Edwin Diaz has an idea about how to fix the Mets’ Edwin Diaz problem: more Edwin Diaz.
In discussing his disaster of an appearance Thursday — 35 pitches, one out, getting pulled with the bases loaded — Diaz on Friday blamed the lack of control on having gone five days since he last pitched. If he pitches more frequently, he said, he will be better.
Diaz explained that to manager Luis Rojas and the Mets’ pitching coaches, and he said they were receptive to that idea. He also told them that when he arrived in New York for the start of camp a month ago, he said.
Rojas called it a “good” and “healthy” conversation.
“It was a productive conversation that we had,” Diaz said through an interpreter. “They spoke their piece and they gave me some different tips that I can take. But I also gave them what I thought would benefit me. I think five days is a lot of days of rest for me.
“It was a little bit surprising, just how the outing went. It had been five days since I last threw, so I felt like I didn’t have my mechanics in order. I felt like my body just wasn’t in sync and I was trying to overpower the pitches too much at this point. Five days without pitching isn’t the same when you’re more accustomed to pitching (more often).”
Diaz’s struggles in 2019, including a 5.59 ERA, were well documented. And for as much as the Mets talked up the work he put in during the offseason, a new season does not seem to have brought a new Diaz.
He pitched a perfect ninth inning for a save on Opening Day, but a day later, he blew the save. Then came that five-day layoff and his problems against the Red Sox on Thursday, when Rojas was concerned about Diaz’s inability to control his emotions as well as his pitches.
Rojas said it was a “different Diaz” from the one he had seen in camp and his first two games.
“A few times after a pitch that he didn’t execute or a pitch he probably didn't get maybe a call on, whatever the case was, he was getting emotional,” Rojas said. “We talked about that. He was fully aware of it. The conversation was really healthy with coaches and player, just to get back on track and focus on what we need to work on to make sure we translate it to the game when he gets a chance to pitch again.”
The question of when — and in what situation — Diaz pitches again is an unanswered one. Rojas and Diaz said they did not discuss Diaz’s role.
Asked specifically if he might use Diaz in a lower-leverage situation to rebuild confidence, or if he was comfortable using him in a save situation, Rojas didn’t offer a direct answer.

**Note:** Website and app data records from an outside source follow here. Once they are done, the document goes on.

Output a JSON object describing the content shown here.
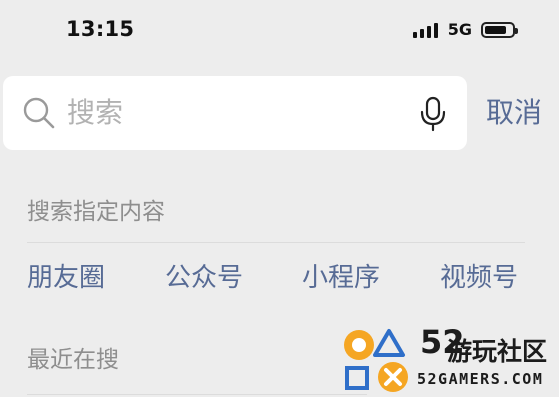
{
  "status_bar": {
    "time": "13:15",
    "network": "5G",
    "signal_bars": 4,
    "battery_level": 0.8
  },
  "search": {
    "placeholder": "搜索",
    "cancel_label": "取消"
  },
  "specified_content": {
    "title": "搜索指定内容",
    "categories": [
      "朋友圈",
      "公众号",
      "小程序",
      "视频号"
    ]
  },
  "recent": {
    "title": "最近在搜"
  },
  "watermark": {
    "number": "52",
    "name": "游玩社区",
    "domain": "52GAMERS.COM"
  },
  "colors": {
    "link": "#576b95",
    "muted": "#8e8e8e",
    "background": "#ededed",
    "logo_orange": "#f5a623",
    "logo_blue": "#2f6fc9"
  }
}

“Diaz is part of the depth that we have for the pitchers that have experience closing games,” Rojas said. “For us, we always talk about how much of a luxury that is. Sugar is part of that core.”
Diaz, for his part, said: “I’m open to pitching whenever, so that doesn’t matter to me. It’s just one of those things where I would like to pitch more frequently as opposed to having those longer layoffs.”

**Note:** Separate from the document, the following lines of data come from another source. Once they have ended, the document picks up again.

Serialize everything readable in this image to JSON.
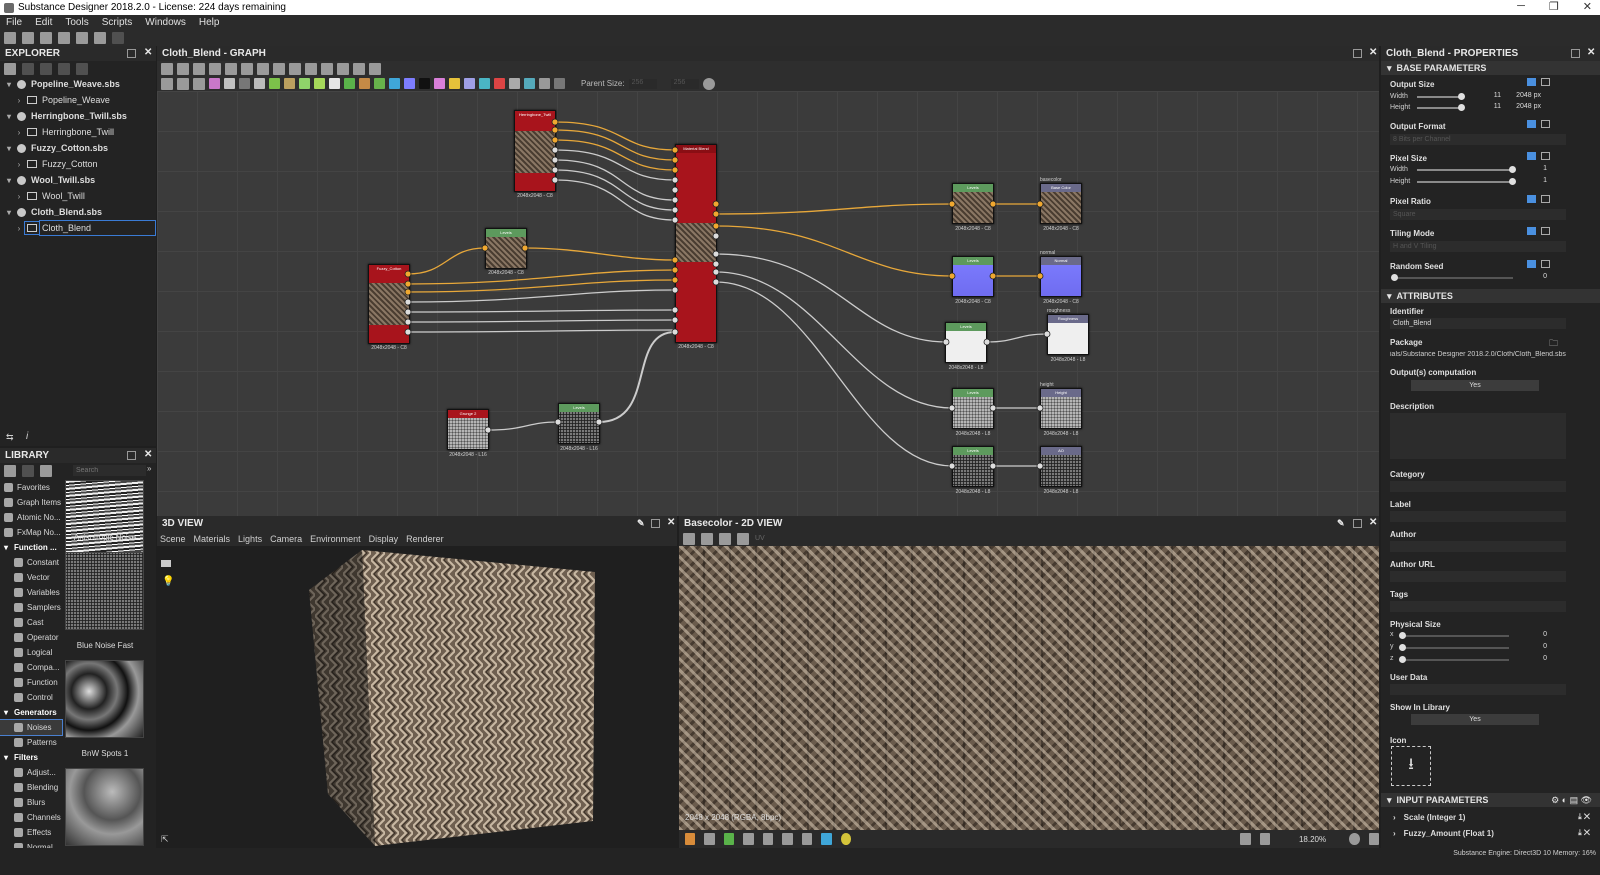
{
  "window": {
    "title": "Substance Designer 2018.2.0 - License: 224 days remaining",
    "controls": [
      "─",
      "❐",
      "✕"
    ]
  },
  "menu": [
    "File",
    "Edit",
    "Tools",
    "Scripts",
    "Windows",
    "Help"
  ],
  "explorer": {
    "title": "EXPLORER",
    "items": [
      {
        "label": "Popeline_Weave.sbs",
        "type": "package"
      },
      {
        "label": "Popeline_Weave",
        "type": "graph"
      },
      {
        "label": "Herringbone_Twill.sbs",
        "type": "package"
      },
      {
        "label": "Herringbone_Twill",
        "type": "graph"
      },
      {
        "label": "Fuzzy_Cotton.sbs",
        "type": "package"
      },
      {
        "label": "Fuzzy_Cotton",
        "type": "graph"
      },
      {
        "label": "Wool_Twill.sbs",
        "type": "package"
      },
      {
        "label": "Wool_Twill",
        "type": "graph"
      },
      {
        "label": "Cloth_Blend.sbs",
        "type": "package"
      },
      {
        "label": "Cloth_Blend",
        "type": "graph",
        "selected": true
      }
    ]
  },
  "library": {
    "title": "LIBRARY",
    "search_placeholder": "Search",
    "categories": [
      {
        "label": "Favorites",
        "kind": "item"
      },
      {
        "label": "Graph Items",
        "kind": "item"
      },
      {
        "label": "Atomic No...",
        "kind": "item"
      },
      {
        "label": "FxMap No...",
        "kind": "item"
      },
      {
        "label": "Function ...",
        "kind": "header"
      },
      {
        "label": "Constant",
        "kind": "sub"
      },
      {
        "label": "Vector",
        "kind": "sub"
      },
      {
        "label": "Variables",
        "kind": "sub"
      },
      {
        "label": "Samplers",
        "kind": "sub"
      },
      {
        "label": "Cast",
        "kind": "sub"
      },
      {
        "label": "Operator",
        "kind": "sub"
      },
      {
        "label": "Logical",
        "kind": "sub"
      },
      {
        "label": "Compa...",
        "kind": "sub"
      },
      {
        "label": "Function",
        "kind": "sub"
      },
      {
        "label": "Control",
        "kind": "sub"
      },
      {
        "label": "Generators",
        "kind": "header"
      },
      {
        "label": "Noises",
        "kind": "sub",
        "selected": true
      },
      {
        "label": "Patterns",
        "kind": "sub"
      },
      {
        "label": "Filters",
        "kind": "header"
      },
      {
        "label": "Adjust...",
        "kind": "sub"
      },
      {
        "label": "Blending",
        "kind": "sub"
      },
      {
        "label": "Blurs",
        "kind": "sub"
      },
      {
        "label": "Channels",
        "kind": "sub"
      },
      {
        "label": "Effects",
        "kind": "sub"
      },
      {
        "label": "Normal",
        "kind": "sub"
      }
    ],
    "thumbnails": [
      "Anisotropic Noise",
      "Blue Noise Fast",
      "BnW Spots 1"
    ]
  },
  "graph": {
    "title": "Cloth_Blend - GRAPH",
    "parent_size_label": "Parent Size:",
    "parent_size_value": "256",
    "ratio_value": "256",
    "nodes": {
      "herringbone": {
        "title": "Herringbone_Twill",
        "res": "2048x2048 - C8"
      },
      "material_blend": {
        "title": "Material Blend",
        "res": "2048x2048 - C8"
      },
      "fuzzy_cotton": {
        "title": "Fuzzy_Cotton",
        "res": "2048x2048 - C8"
      },
      "levels_tan": {
        "title": "Levels",
        "res": "2048x2048 - C8"
      },
      "grunge": {
        "title": "Grunge 2",
        "res": "2048x2048 - L16"
      },
      "levels_noise": {
        "title": "Levels",
        "res": "2048x2048 - L16"
      },
      "levels_base": {
        "title": "Levels",
        "res": "2048x2048 - C8"
      },
      "out_basecolor": {
        "title": "Base Color",
        "tag": "basecolor",
        "res": "2048x2048 - C8"
      },
      "levels_normal": {
        "title": "Levels",
        "res": "2048x2048 - C8"
      },
      "out_normal": {
        "title": "Normal",
        "tag": "normal",
        "res": "2048x2048 - C8"
      },
      "levels_rough": {
        "title": "Levels",
        "res": "2048x2048 - L8"
      },
      "out_roughness": {
        "title": "Roughness",
        "tag": "roughness",
        "res": "2048x2048 - L8"
      },
      "levels_height": {
        "title": "Levels",
        "res": "2048x2048 - L8"
      },
      "out_height": {
        "title": "Height",
        "tag": "height",
        "res": "2048x2048 - L8"
      },
      "levels_ao": {
        "title": "Levels",
        "res": "2048x2048 - L8"
      },
      "out_ao": {
        "title": "AO",
        "tag": "ao",
        "res": "2048x2048 - L8"
      }
    }
  },
  "view3d": {
    "title": "3D VIEW",
    "tabs": [
      "Scene",
      "Materials",
      "Lights",
      "Camera",
      "Environment",
      "Display",
      "Renderer"
    ]
  },
  "view2d": {
    "title": "Basecolor - 2D VIEW",
    "channel": "UV",
    "info": "2048 x 2048 (RGBA, 8bpc)",
    "zoom": "18.20%"
  },
  "properties": {
    "title": "Cloth_Blend - PROPERTIES",
    "base_section": "BASE PARAMETERS",
    "output_size": {
      "label": "Output Size",
      "width_label": "Width",
      "height_label": "Height",
      "width_num": "11",
      "height_num": "11",
      "width_px": "2048 px",
      "height_px": "2048 px"
    },
    "output_format": {
      "label": "Output Format",
      "value": "8 Bits per Channel"
    },
    "pixel_size": {
      "label": "Pixel Size",
      "width_label": "Width",
      "height_label": "Height",
      "width_val": "1",
      "height_val": "1"
    },
    "pixel_ratio": {
      "label": "Pixel Ratio",
      "value": "Square"
    },
    "tiling_mode": {
      "label": "Tiling Mode",
      "value": "H and V Tiling"
    },
    "random_seed": {
      "label": "Random Seed",
      "value": "0"
    },
    "attr_section": "ATTRIBUTES",
    "identifier": {
      "label": "Identifier",
      "value": "Cloth_Blend"
    },
    "package": {
      "label": "Package",
      "value": "ials/Substance Designer 2018.2.0/Cloth/Cloth_Blend.sbs"
    },
    "outputs_computation": {
      "label": "Output(s) computation",
      "value": "Yes"
    },
    "description": {
      "label": "Description"
    },
    "category": {
      "label": "Category"
    },
    "label": {
      "label": "Label"
    },
    "author": {
      "label": "Author"
    },
    "author_url": {
      "label": "Author URL"
    },
    "tags": {
      "label": "Tags"
    },
    "physical_size": {
      "label": "Physical Size",
      "x_label": "x",
      "y_label": "y",
      "z_label": "z",
      "x": "0",
      "y": "0",
      "z": "0"
    },
    "user_data": {
      "label": "User Data"
    },
    "show_in_library": {
      "label": "Show In Library",
      "value": "Yes"
    },
    "icon": {
      "label": "Icon"
    },
    "input_section": "INPUT PARAMETERS",
    "inputs": [
      "Scale (Integer 1)",
      "Fuzzy_Amount (Float 1)"
    ]
  },
  "status": {
    "engine": "Substance Engine: Direct3D 10  Memory: 16%"
  }
}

Does Diaz consider himself the Mets’ closer?
“I feel like I have the stuff to be a closer,” Diaz said. “I’ve proven over the past four or five years that I have the stuff and that I can be a closer because I have done it before. Whether it’s here or whether it’s wherever, I think I’m a closer.”